LOS ALAMOS, N.M. — With hopes for rain amid exceptional drought conditions, the EM Los Alamos Field Office (EM-LA) and cleanup contractor N3B activated samplers this season at 183 monitoring sites that collect surface water and storm water for potential contaminants around Los Alamos National Laboratory (LANL).

The drought conditions have the potential to lead to wildfires reminiscent of the 2011 Las Conchas fire or the Cerro Grande fire in 2000. Destruction from such fires — namely downed trees and debris that erode hillsides — can alter stream channels and damage equipment used to collect samples. Heavy rain in forests devastated by fire can then lead to landslides.

“The extreme drought makes everything more challenging,” said Isaac Cadiente, a field lead with Tech2 Solutions, a subcontractor that supports N3B’s Water Program. “We’re seeing less frequent, higher intensity rain events. And those heavy rains can be damaging, especially on the heels of wildfire that makes the landscape more susceptible to erosion.”

N3B collects storm water from automated samplers at LANL after rainfall. Most samples come from areas of potential contamination associated with historical LANL operations. Results from these samples determine the need for structures that mitigate the possible migration of contaminated storm water.

In the past three years, 136 of those structures have been installed in addition to the roughly 2,000 already in place. The structures are made from a variety of materials, including stone, soil and straw, to control runoff and erosion.

Crews also collect samples in canyon bottoms and tributaries of the Rio Grande to ensure contamination doesn’t reach the river. Results from monitoring data show contaminants are below most screening levels before reaching the river, which means the controls are working. Crews also routinely inspect and maintain the structures used to control runoff.
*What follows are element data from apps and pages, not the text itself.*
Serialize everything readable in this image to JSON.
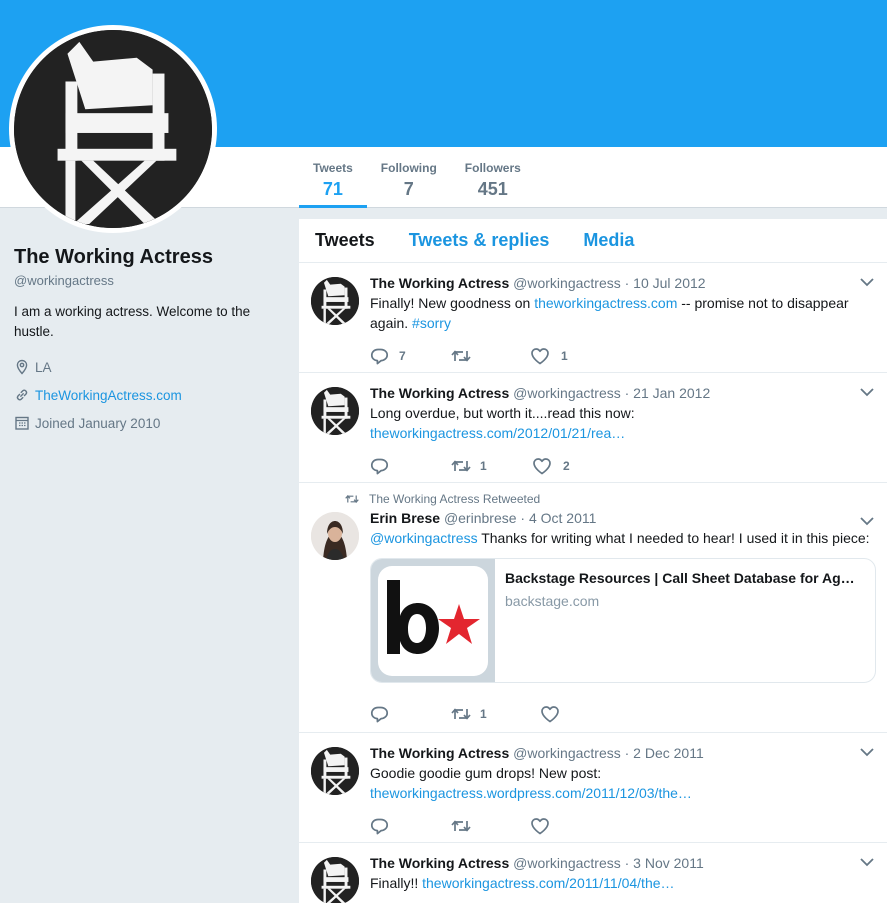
{
  "profile": {
    "name": "The Working Actress",
    "handle": "@workingactress",
    "bio": "I am a working actress. Welcome to the hustle.",
    "location": "LA",
    "website": "TheWorkingActress.com",
    "joined": "Joined January 2010"
  },
  "stats": [
    {
      "label": "Tweets",
      "value": "71"
    },
    {
      "label": "Following",
      "value": "7"
    },
    {
      "label": "Followers",
      "value": "451"
    }
  ],
  "tabs": [
    "Tweets",
    "Tweets & replies",
    "Media"
  ],
  "tweets": [
    {
      "name": "The Working Actress",
      "meta": "@workingactress · 10 Jul 2012",
      "pre": "Finally! New goodness on ",
      "link": "theworkingactress.com",
      "mid": " -- promise not to disappear again. ",
      "tag": "#sorry",
      "replies": "7",
      "retweets": "",
      "likes": "1"
    },
    {
      "name": "The Working Actress",
      "meta": "@workingactress · 21 Jan 2012",
      "line1": "Long overdue, but worth it....read this now:",
      "link": "theworkingactress.com/2012/01/21/rea…",
      "replies": "",
      "retweets": "1",
      "likes": "2"
    },
    {
      "context": "The Working Actress Retweeted",
      "name": "Erin Brese",
      "meta": "@erinbrese · 4 Oct 2011",
      "mention": "@workingactress",
      "text": " Thanks for writing what I needed to hear!  I used it in this piece:",
      "card_title": "Backstage Resources | Call Sheet Database for Ag…",
      "card_domain": "backstage.com",
      "replies": "",
      "retweets": "1",
      "likes": ""
    },
    {
      "name": "The Working Actress",
      "meta": "@workingactress · 2 Dec 2011",
      "line1": "Goodie goodie gum drops! New post:",
      "link": "theworkingactress.wordpress.com/2011/12/03/the…",
      "replies": "",
      "retweets": "",
      "likes": ""
    },
    {
      "name": "The Working Actress",
      "meta": "@workingactress · 3 Nov 2011",
      "pre": "Finally!! ",
      "link": "theworkingactress.com/2011/11/04/the…"
    }
  ],
  "colors": {
    "header": "#1da1f2",
    "link": "#1b95e0",
    "star": "#e3262f"
  }
}
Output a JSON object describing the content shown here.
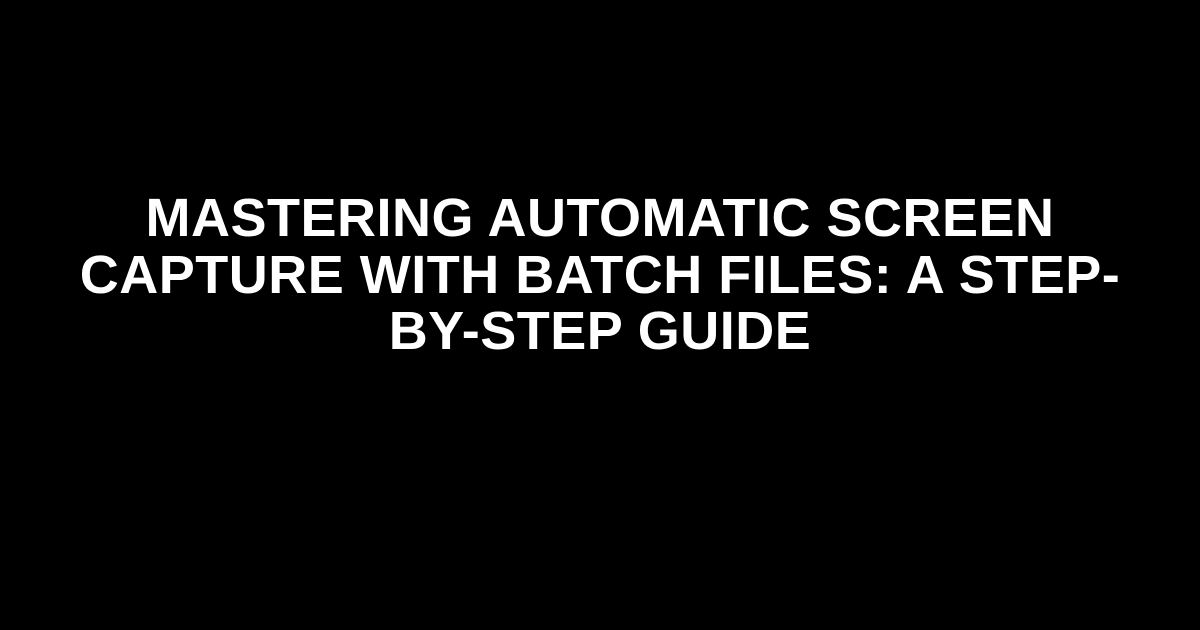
{
  "title": "Mastering Automatic Screen Capture with Batch Files: A Step-by-Step Guide",
  "colors": {
    "background": "#000000",
    "text": "#ffffff"
  }
}
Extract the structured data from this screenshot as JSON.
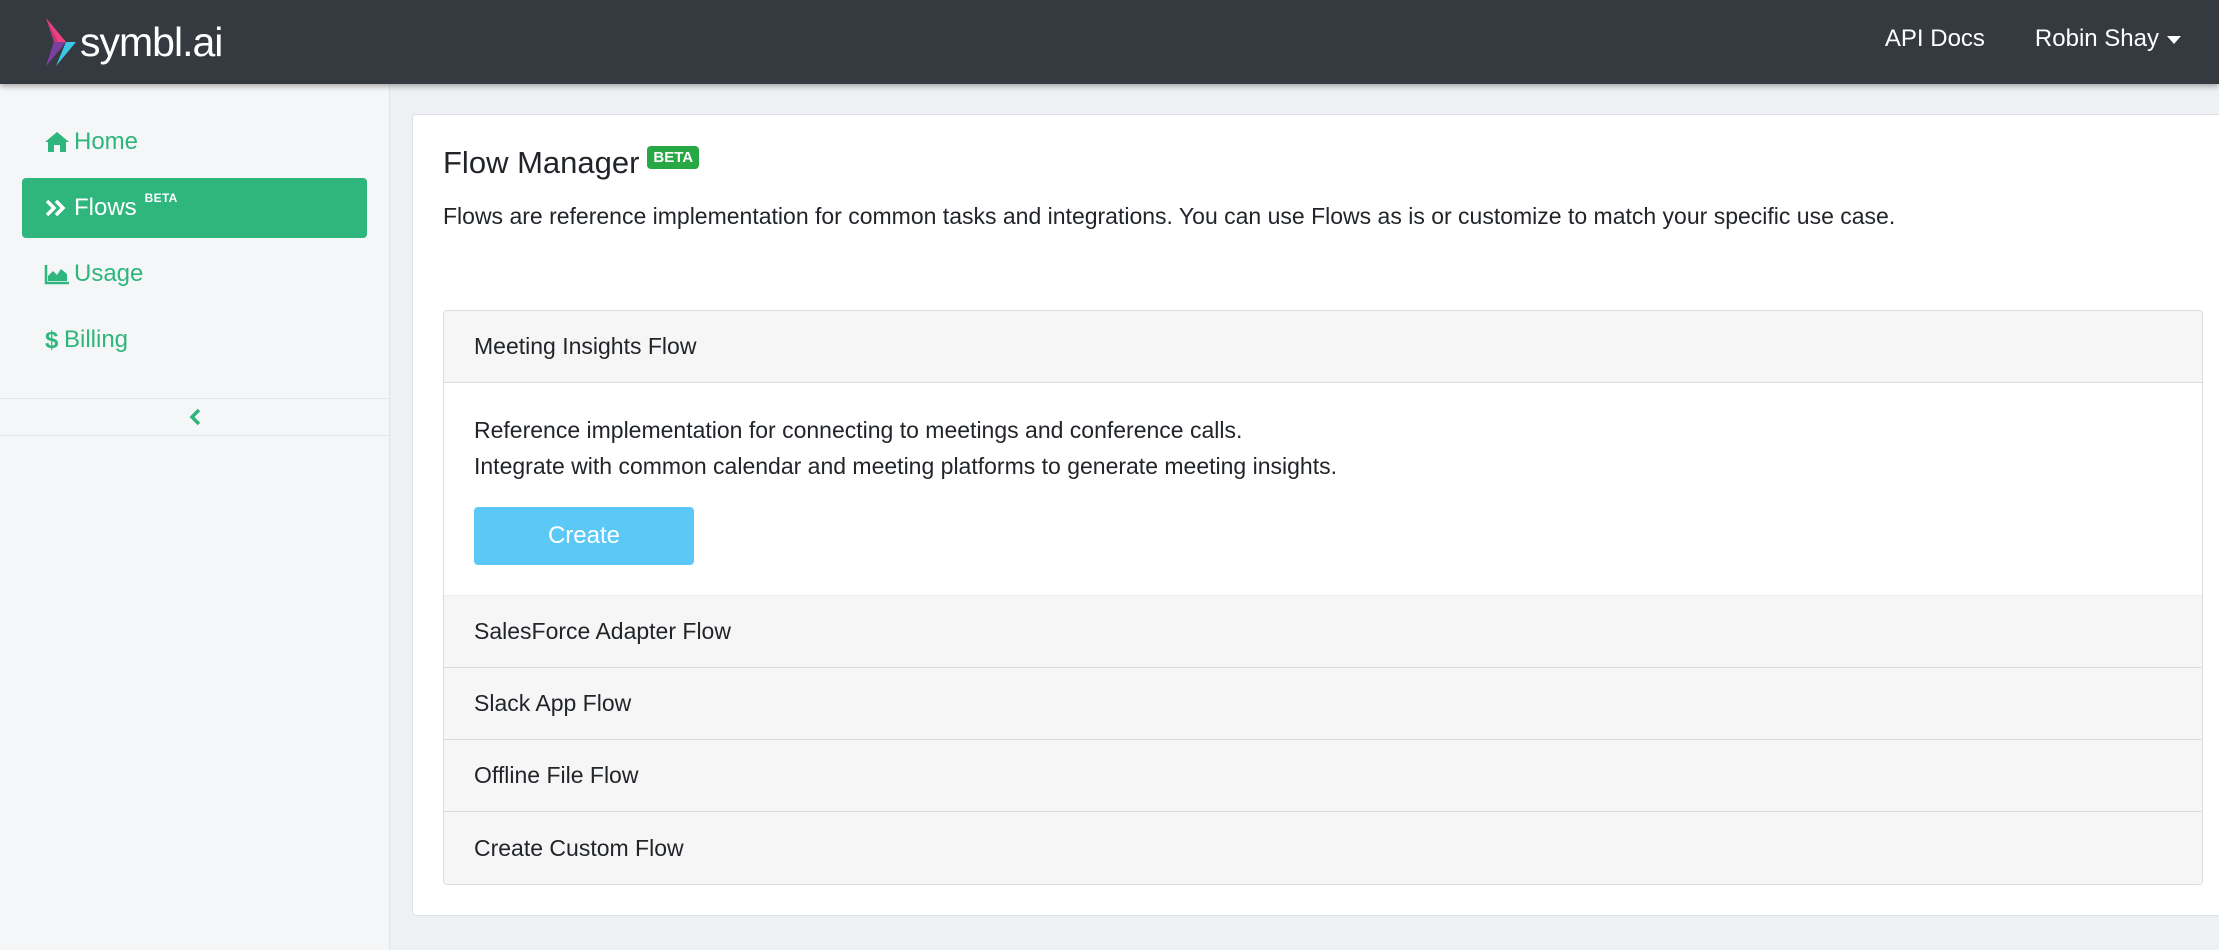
{
  "navbar": {
    "brand": "symbl.ai",
    "links": [
      {
        "label": "API Docs"
      },
      {
        "label": "Robin Shay"
      }
    ]
  },
  "sidebar": {
    "items": [
      {
        "label": "Home",
        "icon": "home-icon"
      },
      {
        "label": "Flows",
        "icon": "double-chevron-right-icon",
        "badge": "BETA",
        "active": true
      },
      {
        "label": "Usage",
        "icon": "area-chart-icon"
      },
      {
        "label": "Billing",
        "icon": "dollar-icon"
      }
    ],
    "collapse_icon": "chevron-left-icon"
  },
  "main": {
    "title": "Flow Manager",
    "title_badge": "BETA",
    "description": "Flows are reference implementation for common tasks and integrations. You can use Flows as is or customize to match your specific use case.",
    "accordion": {
      "expanded": {
        "title": "Meeting Insights Flow",
        "lines": [
          "Reference implementation for connecting to meetings and conference calls.",
          "Integrate with common calendar and meeting platforms to generate meeting insights."
        ],
        "button": "Create"
      },
      "items": [
        {
          "title": "SalesForce Adapter Flow"
        },
        {
          "title": "Slack App Flow"
        },
        {
          "title": "Offline File Flow"
        },
        {
          "title": "Create Custom Flow"
        }
      ]
    }
  },
  "colors": {
    "navbar": "#343a40",
    "accent_green": "#2fb67c",
    "badge_green": "#28a745",
    "create_button": "#5bc8f5",
    "sidebar_bg": "#f4f6f8"
  }
}
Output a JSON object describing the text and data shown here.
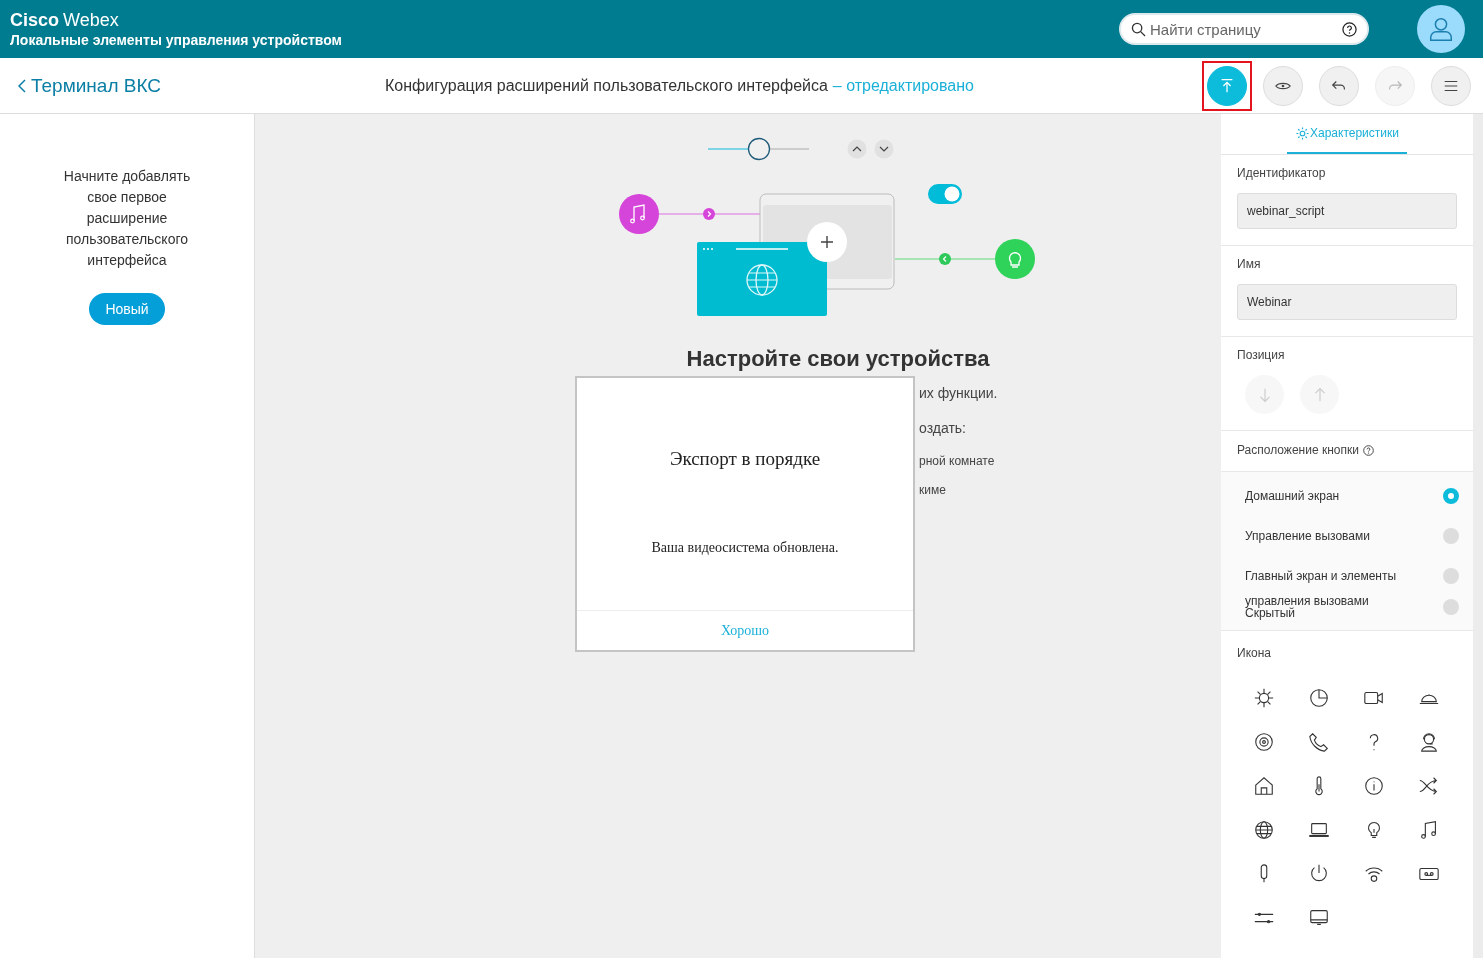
{
  "header": {
    "brand_bold": "Cisco",
    "brand_light": "Webex",
    "subtitle": "Локальные элементы управления устройством",
    "search": {
      "placeholder": "Найти страницу"
    }
  },
  "toolbar": {
    "back": "Терминал ВКС",
    "title": "Конфигурация расширений пользовательского интерфейса",
    "status": "– отредактировано",
    "buttons": [
      {
        "kind": "export",
        "highlighted": true,
        "disabled": false
      },
      {
        "kind": "preview",
        "highlighted": false,
        "disabled": false
      },
      {
        "kind": "undo",
        "highlighted": false,
        "disabled": false
      },
      {
        "kind": "redo",
        "highlighted": false,
        "disabled": true
      },
      {
        "kind": "menu",
        "highlighted": false,
        "disabled": false
      }
    ]
  },
  "left_panel": {
    "message": "Начните добавлять свое первое расширение пользовательского интерфейса",
    "button": "Новый"
  },
  "canvas": {
    "heading": "Настройте свои устройства",
    "lines": [
      "их функции.",
      "оздать:",
      "рной комнате",
      "киме"
    ]
  },
  "dialog": {
    "title": "Экспорт в порядке",
    "message": "Ваша видеосистема обновлена.",
    "button": "Хорошо"
  },
  "properties": {
    "tab": {
      "label": "Характеристики",
      "selected": true
    },
    "id": {
      "label": "Идентификатор",
      "value": "webinar_script"
    },
    "name": {
      "label": "Имя",
      "value": "Webinar"
    },
    "position": {
      "label": "Позиция"
    },
    "placement": {
      "label": "Расположение кнопки",
      "options": [
        {
          "lines": [
            "Домашний экран"
          ],
          "selected": true
        },
        {
          "lines": [
            "Управление вызовами"
          ],
          "selected": false
        },
        {
          "lines": [
            "Главный экран и элементы"
          ],
          "selected": false
        },
        {
          "lines": [
            "управления вызовами",
            "Скрытый"
          ],
          "selected": false
        }
      ]
    },
    "icon": {
      "label": "Икона"
    }
  }
}
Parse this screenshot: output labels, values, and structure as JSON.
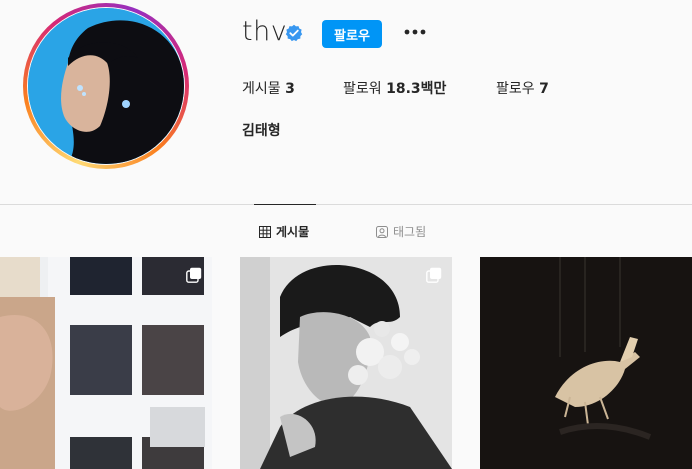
{
  "profile": {
    "username": "thv",
    "follow_label": "팔로우",
    "full_name": "김태형",
    "stats": {
      "posts_label": "게시물",
      "posts_value": "3",
      "followers_label": "팔로워",
      "followers_value": "18.3백만",
      "following_label": "팔로우",
      "following_value": "7"
    }
  },
  "tabs": [
    {
      "label": "게시물",
      "icon": "grid-icon",
      "active": true
    },
    {
      "label": "태그됨",
      "icon": "tagged-icon",
      "active": false
    }
  ],
  "posts": [
    {
      "icon": "carousel-icon"
    },
    {
      "icon": "carousel-icon"
    },
    {
      "icon": null
    }
  ],
  "colors": {
    "accent": "#0095f6",
    "verified": "#3897f0",
    "text": "#262626",
    "muted": "#8e8e8e",
    "background": "#fafafa"
  },
  "icons": {
    "verified": "verified-badge-icon",
    "more": "more-options-icon"
  }
}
“The Buckman Direct Diversion Water Treatment Facility is an intake of the Rio Grande, so it’s important we retain any harmful contaminants from reaching the river and Santa Fe’s municipal water supply,” said Cadiente.

In addition to controlling the potential migration of contaminated storm water, EM-LA and N3B address contamination at its source by excavating soil and debris associated with historical LANL operations. Once these sites are remediated, the likelihood of contaminants migrating downstream through storm water runoff decreases.

Meanwhile, N3B’s surface water monitoring program is making changes to improve the environment during the drought.

“We’ve used the ongoing drought, and resulting lack of storm water samples, as an opportunity to implement new business practices to decrease the program’s carbon footprint,” said Karly Rodriguez, a Tech2 Solutions project manager. “We’re piloting a program to use tablets for storm water collection logs instead of paper forms, and relying on remote electronic devices that convey when samples have been collected, which decreases our reliance on transportation and lessens carbon emissions. We’re always looking for ways to improve our processes and minimize our environmental footprint,” Rodriguez said.

Isaac Cadiente inspects automated samplers that collect storm water — like this one located upgradient from Los Alamos National Laboratory in Santa Fe National Forest’s Water Canyon — to assess metal, radioactivity, and organic compound levels naturally occurring in the environment.